* _ASSIGNED TASK_: Please copy out each line of the listing that contains the word "data".
-----
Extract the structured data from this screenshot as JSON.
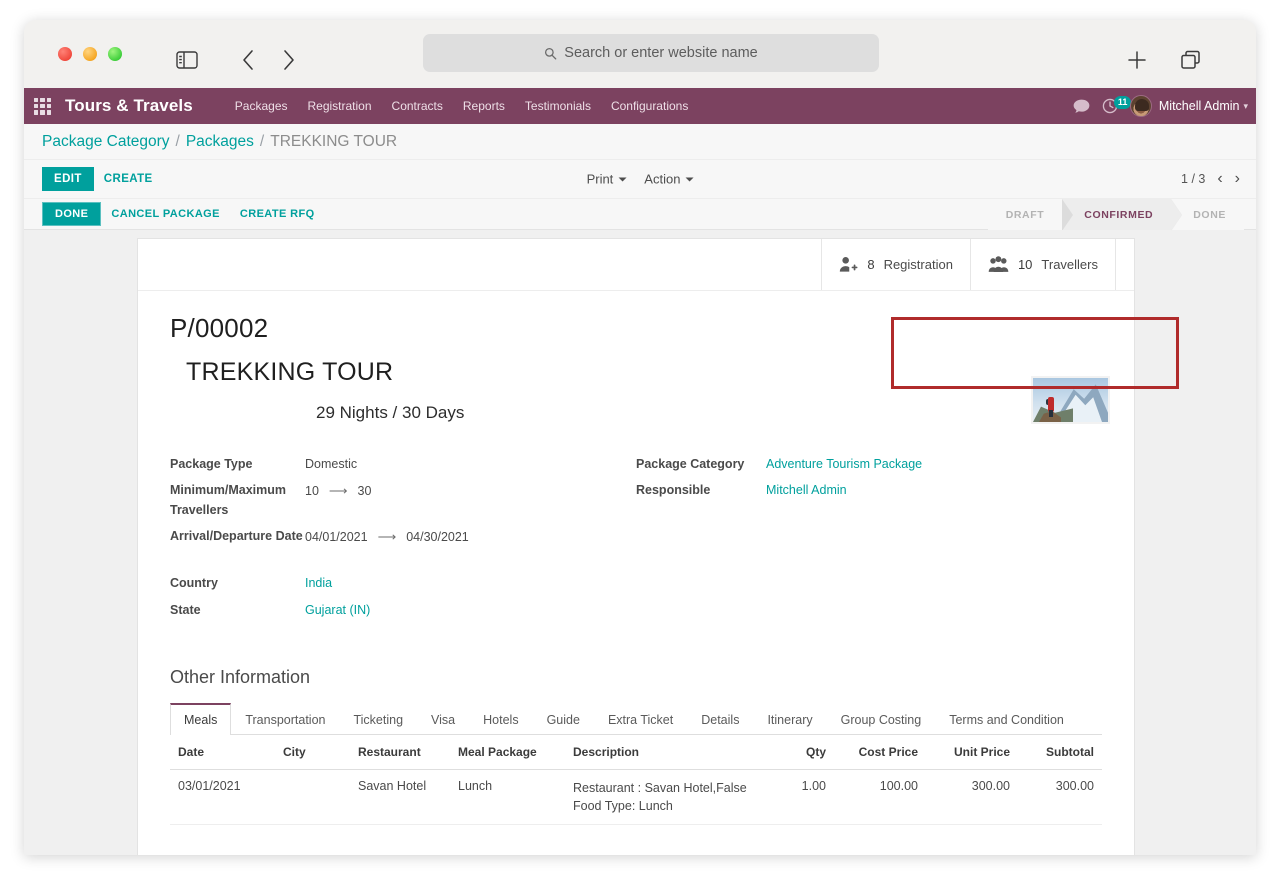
{
  "browser": {
    "address_placeholder": "Search or enter website name",
    "icons": {
      "search": "search-icon",
      "sidebar": "sidebar-toggle-icon",
      "back": "back-arrow-icon",
      "forward": "forward-arrow-icon",
      "new_tab": "plus-icon",
      "tab_overview": "tab-overview-icon"
    }
  },
  "navbar": {
    "brand": "Tours & Travels",
    "menu": [
      "Packages",
      "Registration",
      "Contracts",
      "Reports",
      "Testimonials",
      "Configurations"
    ],
    "activity_count": "11",
    "user": "Mitchell Admin",
    "color": "#7c4260"
  },
  "breadcrumb": {
    "items": [
      {
        "label": "Package Category",
        "active": false
      },
      {
        "label": "Packages",
        "active": false
      },
      {
        "label": "TREKKING TOUR",
        "active": true
      }
    ],
    "separator": "/"
  },
  "control_panel": {
    "edit_label": "EDIT",
    "create_label": "CREATE",
    "print_label": "Print",
    "action_label": "Action",
    "pager": "1 / 3"
  },
  "statusbar": {
    "done_label": "DONE",
    "cancel_label": "CANCEL PACKAGE",
    "rfq_label": "CREATE RFQ",
    "stages": [
      {
        "label": "DRAFT",
        "active": false
      },
      {
        "label": "CONFIRMED",
        "active": true
      },
      {
        "label": "DONE",
        "active": false
      }
    ]
  },
  "stat_buttons": [
    {
      "icon": "user-plus-icon",
      "value": "8",
      "label": "Registration"
    },
    {
      "icon": "users-group-icon",
      "value": "10",
      "label": "Travellers"
    }
  ],
  "record": {
    "code": "P/00002",
    "title": "TREKKING TOUR",
    "subtitle": "29 Nights / 30 Days",
    "photo_alt": "hiker-on-mountain-photo"
  },
  "fields_left": [
    {
      "label": "Package Type",
      "value": "Domestic",
      "type": "text"
    },
    {
      "label": "Minimum/Maximum Travellers",
      "value": "10",
      "value2": "30",
      "type": "range"
    },
    {
      "label": "Arrival/Departure Date",
      "value": "04/01/2021",
      "value2": "04/30/2021",
      "type": "range"
    },
    {
      "label": "Country",
      "value": "India",
      "type": "link"
    },
    {
      "label": "State",
      "value": "Gujarat (IN)",
      "type": "link"
    }
  ],
  "fields_right": [
    {
      "label": "Package Category",
      "value": "Adventure Tourism Package",
      "type": "link"
    },
    {
      "label": "Responsible",
      "value": "Mitchell Admin",
      "type": "link"
    }
  ],
  "notebook": {
    "section_title": "Other Information",
    "tabs": [
      {
        "label": "Meals",
        "active": true
      },
      {
        "label": "Transportation",
        "active": false
      },
      {
        "label": "Ticketing",
        "active": false
      },
      {
        "label": "Visa",
        "active": false
      },
      {
        "label": "Hotels",
        "active": false
      },
      {
        "label": "Guide",
        "active": false
      },
      {
        "label": "Extra Ticket",
        "active": false
      },
      {
        "label": "Details",
        "active": false
      },
      {
        "label": "Itinerary",
        "active": false
      },
      {
        "label": "Group Costing",
        "active": false
      },
      {
        "label": "Terms and Condition",
        "active": false
      }
    ]
  },
  "meals_table": {
    "columns": [
      "Date",
      "City",
      "Restaurant",
      "Meal Package",
      "Description",
      "Qty",
      "Cost Price",
      "Unit Price",
      "Subtotal"
    ],
    "rows": [
      {
        "date": "03/01/2021",
        "city": "",
        "restaurant": "Savan Hotel",
        "meal_package": "Lunch",
        "description_1": "Restaurant : Savan Hotel,False",
        "description_2": "Food Type: Lunch",
        "qty": "1.00",
        "cost_price": "100.00",
        "unit_price": "300.00",
        "subtotal": "300.00"
      }
    ]
  },
  "annotation": {
    "name": "stat-buttons-highlight",
    "color": "#b02b2b"
  }
}
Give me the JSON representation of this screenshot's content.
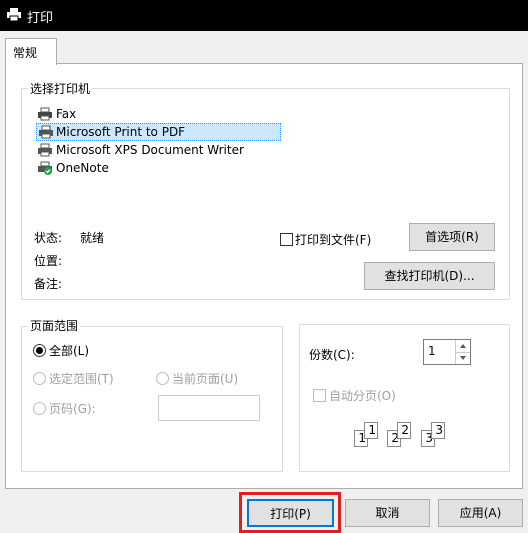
{
  "window": {
    "title": "打印"
  },
  "tabs": [
    {
      "label": "常规"
    }
  ],
  "printer_group": {
    "label": "选择打印机",
    "printers": [
      {
        "name": "Fax",
        "icon": "fax-icon"
      },
      {
        "name": "Microsoft Print to PDF",
        "icon": "printer-icon",
        "selected": true
      },
      {
        "name": "Microsoft XPS Document Writer",
        "icon": "printer-icon"
      },
      {
        "name": "OneNote",
        "icon": "onenote-printer-icon"
      }
    ],
    "status_label": "状态:",
    "status_value": "就绪",
    "location_label": "位置:",
    "comment_label": "备注:",
    "print_to_file_label": "打印到文件(F)",
    "preferences_button": "首选项(R)",
    "find_printer_button": "查找打印机(D)..."
  },
  "page_range": {
    "label": "页面范围",
    "all": "全部(L)",
    "selection": "选定范围(T)",
    "current_page": "当前页面(U)",
    "pages": "页码(G):",
    "pages_value": ""
  },
  "copies": {
    "label": "份数(C):",
    "value": "1",
    "collate_label": "自动分页(O)",
    "collate_numbers": [
      "1",
      "1",
      "2",
      "2",
      "3",
      "3"
    ]
  },
  "footer": {
    "print_button": "打印(P)",
    "cancel_button": "取消",
    "apply_button": "应用(A)",
    "highlight_color": "#e02020"
  }
}
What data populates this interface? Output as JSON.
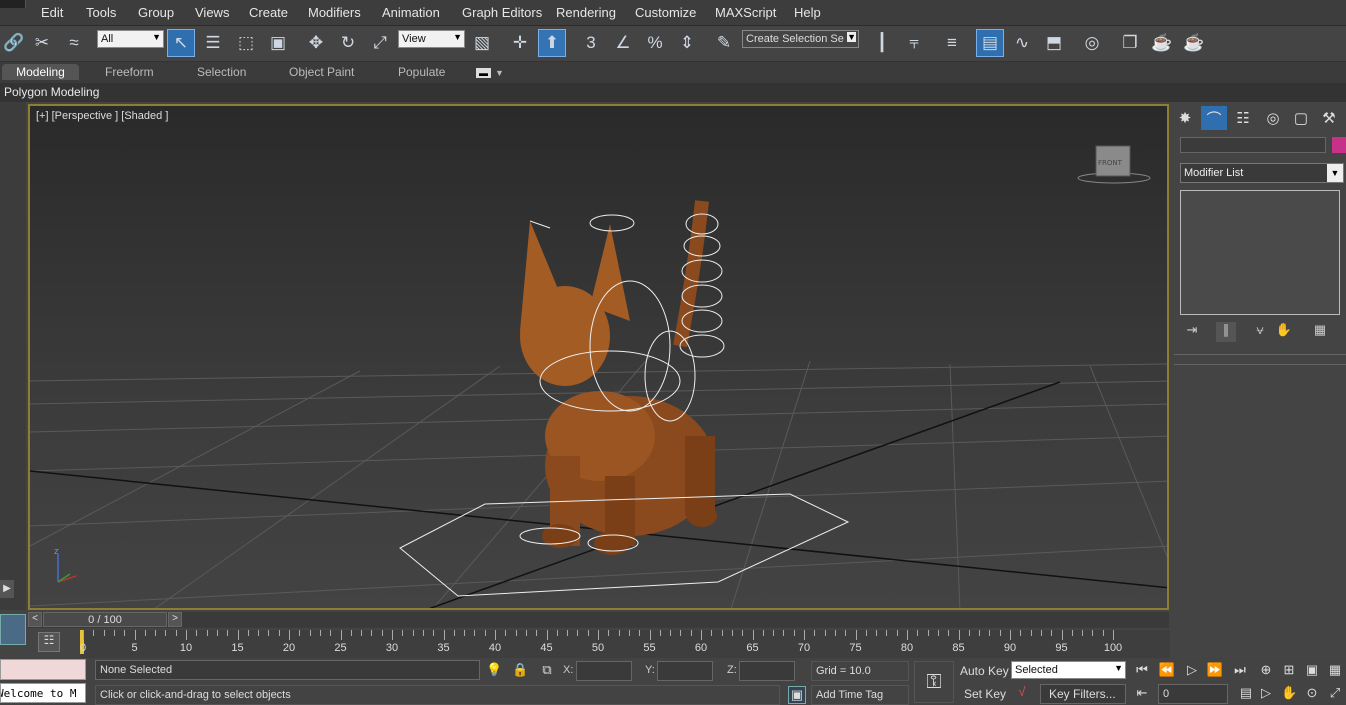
{
  "menu": [
    "Edit",
    "Tools",
    "Group",
    "Views",
    "Create",
    "Modifiers",
    "Animation",
    "Graph Editors",
    "Rendering",
    "Customize",
    "MAXScript",
    "Help"
  ],
  "toolbar": {
    "selection_filter": "All",
    "ref_coord": "View",
    "named_selection": "Create Selection Se",
    "snap_angle_label": "3"
  },
  "ribbon": {
    "tabs": [
      "Modeling",
      "Freeform",
      "Selection",
      "Object Paint",
      "Populate"
    ],
    "active_tab": "Modeling",
    "sub_label": "Polygon Modeling"
  },
  "viewport": {
    "label": "[+] [Perspective ] [Shaded ]",
    "viewcube_text": "FRONT",
    "axis_z": "z"
  },
  "command_panel": {
    "modifier_list": "Modifier List"
  },
  "time": {
    "frame_display": "0 / 100",
    "prev": "<",
    "next": ">",
    "ticks": [
      "0",
      "5",
      "10",
      "15",
      "20",
      "25",
      "30",
      "35",
      "40",
      "45",
      "50",
      "55",
      "60",
      "65",
      "70",
      "75",
      "80",
      "85",
      "90",
      "95",
      "100"
    ]
  },
  "status": {
    "selection": "None Selected",
    "prompt": "Click or click-and-drag to select objects",
    "x_label": "X:",
    "y_label": "Y:",
    "z_label": "Z:",
    "grid": "Grid = 10.0",
    "add_time_tag": "Add Time Tag",
    "auto_key": "Auto Key",
    "set_key": "Set Key",
    "key_mode": "Selected",
    "key_filters": "Key Filters...",
    "current_frame": "0",
    "maxscript_text": "Welcome to M"
  },
  "colors": {
    "viewport_border": "#8a8030",
    "accent": "#2f6fb0",
    "object_color": "#c8318a"
  }
}
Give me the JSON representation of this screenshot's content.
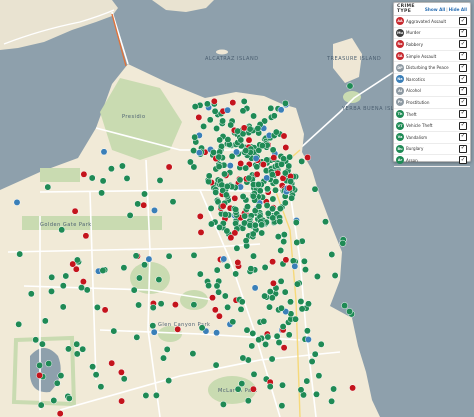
{
  "map": {
    "labels": {
      "alcatraz": "ALCATRAZ ISLAND",
      "treasure": "TREASURE ISLAND",
      "yerba": "YERBA BUENA ISLAND",
      "glen_park": "Glen Canyon Park",
      "mclaren": "McLaren Park",
      "golden_gate_park": "Golden Gate Park",
      "presidio": "Presidio"
    },
    "colors": {
      "water": "#8ea0ac",
      "land": "#f1ead7",
      "park": "#c9dbb1",
      "road": "#ffffff",
      "green_point": "#1f8a55",
      "red_point": "#c4141c",
      "blue_point": "#3a7fb8"
    }
  },
  "crime_panel": {
    "header": "CRIME TYPE",
    "show_all": "Show All",
    "separator": "|",
    "hide_all": "Hide All",
    "checkmark": "✓",
    "types": [
      {
        "abbr": "AA",
        "name": "Aggravated Assault",
        "color": "#c7282e",
        "checked": true
      },
      {
        "abbr": "Mu",
        "name": "Murder",
        "color": "#3c3c3c",
        "checked": true
      },
      {
        "abbr": "Ro",
        "name": "Robbery",
        "color": "#c7282e",
        "checked": true
      },
      {
        "abbr": "SA",
        "name": "Simple Assault",
        "color": "#c7282e",
        "checked": true
      },
      {
        "abbr": "DP",
        "name": "Disturbing the Peace",
        "color": "#8e9aa3",
        "checked": true
      },
      {
        "abbr": "Na",
        "name": "Narcotics",
        "color": "#3a7fb8",
        "checked": true
      },
      {
        "abbr": "Al",
        "name": "Alcohol",
        "color": "#8e9aa3",
        "checked": true
      },
      {
        "abbr": "Pr",
        "name": "Prostitution",
        "color": "#8e9aa3",
        "checked": true
      },
      {
        "abbr": "Th",
        "name": "Theft",
        "color": "#1f8a55",
        "checked": true
      },
      {
        "abbr": "VT",
        "name": "Vehicle Theft",
        "color": "#1f8a55",
        "checked": true
      },
      {
        "abbr": "Va",
        "name": "Vandalism",
        "color": "#1f8a55",
        "checked": true
      },
      {
        "abbr": "Bu",
        "name": "Burglary",
        "color": "#1f8a55",
        "checked": true
      },
      {
        "abbr": "Ar",
        "name": "Arson",
        "color": "#1f8a55",
        "checked": true
      }
    ]
  }
}
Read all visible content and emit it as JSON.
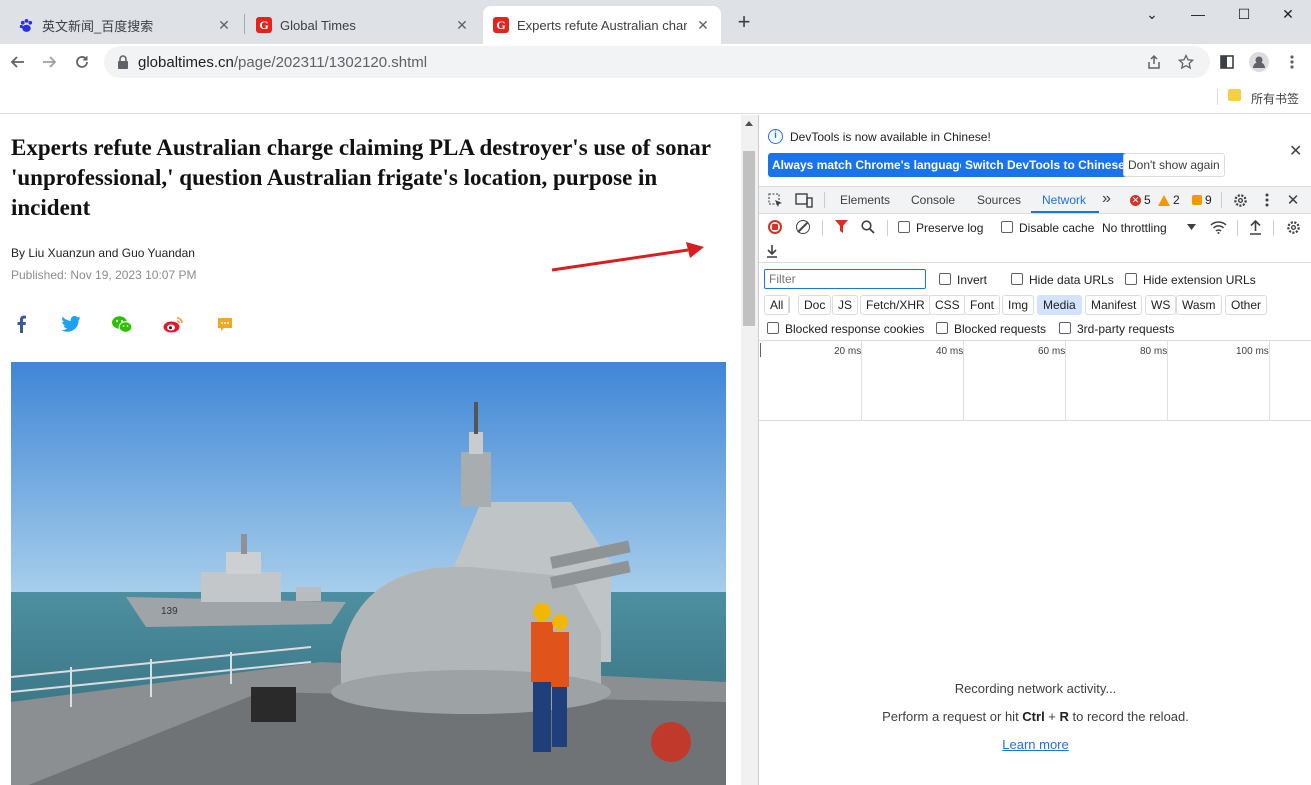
{
  "browser": {
    "tabs": [
      {
        "title": "英文新闻_百度搜索",
        "icon": "baidu-paw-icon",
        "active": false
      },
      {
        "title": "Global Times",
        "icon": "global-times-g-icon",
        "active": false
      },
      {
        "title": "Experts refute Australian charge",
        "icon": "global-times-g-icon",
        "active": true
      }
    ],
    "favicon_letter": "G",
    "new_tab": "+",
    "window_controls": {
      "menu": "⌄",
      "minimize": "—",
      "maximize": "☐",
      "close": "✕"
    },
    "url_domain": "globaltimes.cn",
    "url_path": "/page/202311/1302120.shtml",
    "bookmark_label": "所有书签"
  },
  "article": {
    "headline": "Experts refute Australian charge claiming PLA destroyer's use of sonar 'unprofessional,' question Australian frigate's location, purpose in incident",
    "byline": "By Liu Xuanzun and Guo Yuandan",
    "published": "Published: Nov 19, 2023 10:07 PM",
    "hull_number": "139",
    "share_icons": [
      "facebook-icon",
      "twitter-icon",
      "wechat-icon",
      "weibo-icon",
      "comment-icon"
    ]
  },
  "devtools": {
    "banner_text": "DevTools is now available in Chinese!",
    "banner_buttons": [
      "Always match Chrome's language",
      "Switch DevTools to Chinese",
      "Don't show again"
    ],
    "tabs": [
      "Elements",
      "Console",
      "Sources",
      "Network"
    ],
    "active_tab": "Network",
    "more_tabs": "»",
    "counts": {
      "errors": "5",
      "warnings": "2",
      "info": "9"
    },
    "preserve_log": "Preserve log",
    "disable_cache": "Disable cache",
    "throttling": "No throttling",
    "filter_placeholder": "Filter",
    "invert": "Invert",
    "hide_data_urls": "Hide data URLs",
    "hide_extension_urls": "Hide extension URLs",
    "type_filters": [
      "All",
      "Doc",
      "JS",
      "Fetch/XHR",
      "CSS",
      "Font",
      "Img",
      "Media",
      "Manifest",
      "WS",
      "Wasm",
      "Other"
    ],
    "active_type": "Media",
    "blocked_response_cookies": "Blocked response cookies",
    "blocked_requests": "Blocked requests",
    "third_party_requests": "3rd-party requests",
    "timeline_ticks": [
      "20 ms",
      "40 ms",
      "60 ms",
      "80 ms",
      "100 ms"
    ],
    "empty_line1": "Recording network activity...",
    "empty_line2_pre": "Perform a request or hit ",
    "empty_key1": "Ctrl",
    "empty_plus": " + ",
    "empty_key2": "R",
    "empty_line2_post": " to record the reload.",
    "learn_more": "Learn more"
  },
  "colors": {
    "accent": "#1a73e8",
    "brand_red": "#e1251b",
    "error": "#d93025",
    "warning": "#f29900"
  }
}
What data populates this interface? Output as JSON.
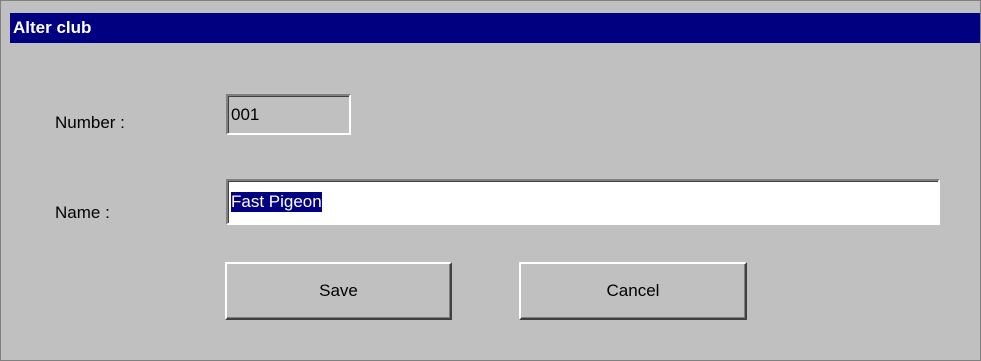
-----
* _RESPONSE AREA_:
Extract the structured data from this screenshot as JSON.
What data populates this interface? Output as JSON.
    "hide_data_urls": "Hide data URLs",
What data populates this interface? Output as JSON.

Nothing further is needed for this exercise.